CZW is changing. Welcome to the NEW Combat Zone. pic.twitter.com/l3sCK6JPHH
— CZW Wrestling (@combatzone) May 14, 2017
Ultimately, the only true victors out of this entire Great War will be the wrestling fans themselves. The stronger all of these coalitions and alliances get, the stronger each company’s financial footing will get and the more stable their foundations will become. And in the ever expanding and exploding world of online viewing, true wrestling fans are no longer limited by what channels they can get on their cable provider.
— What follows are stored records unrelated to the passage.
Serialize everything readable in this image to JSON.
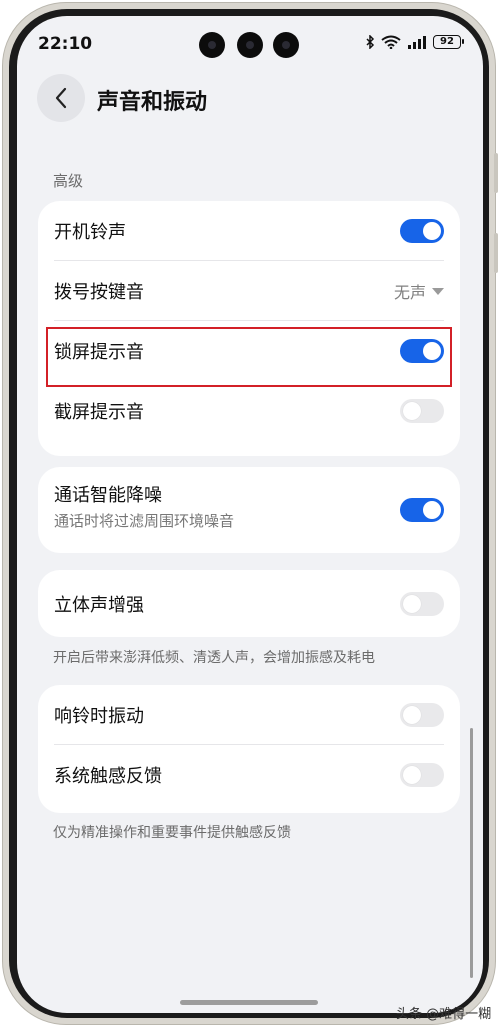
{
  "status_bar": {
    "time": "22:10",
    "battery": "92"
  },
  "header": {
    "title": "声音和振动"
  },
  "section": {
    "label": "高级"
  },
  "group1": [
    {
      "label": "开机铃声",
      "control": "toggle",
      "on": true
    },
    {
      "label": "拨号按键音",
      "control": "select",
      "value": "无声"
    },
    {
      "label": "锁屏提示音",
      "control": "toggle",
      "on": true
    },
    {
      "label": "截屏提示音",
      "control": "toggle",
      "on": false
    }
  ],
  "group2": {
    "label": "通话智能降噪",
    "subtitle": "通话时将过滤周围环境噪音",
    "on": true
  },
  "group3": {
    "label": "立体声增强",
    "on": false,
    "note": "开启后带来澎湃低频、清透人声，会增加振感及耗电"
  },
  "group4": [
    {
      "label": "响铃时振动",
      "on": false
    },
    {
      "label": "系统触感反馈",
      "on": false
    }
  ],
  "group4_note": "仅为精准操作和重要事件提供触感反馈",
  "watermark": "头条 @难得一糊",
  "colors": {
    "accent": "#1764e8",
    "highlight": "#d32027",
    "background": "#f1f2f5"
  }
}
The strengthening of CZW’s product under the instincts of Sami Callihan and the resurgence of the legendary NWA under the financial backing and mainstream attraction of Billy Corgan are only going to make the landscape of professional wrestling even greater than it’s already become.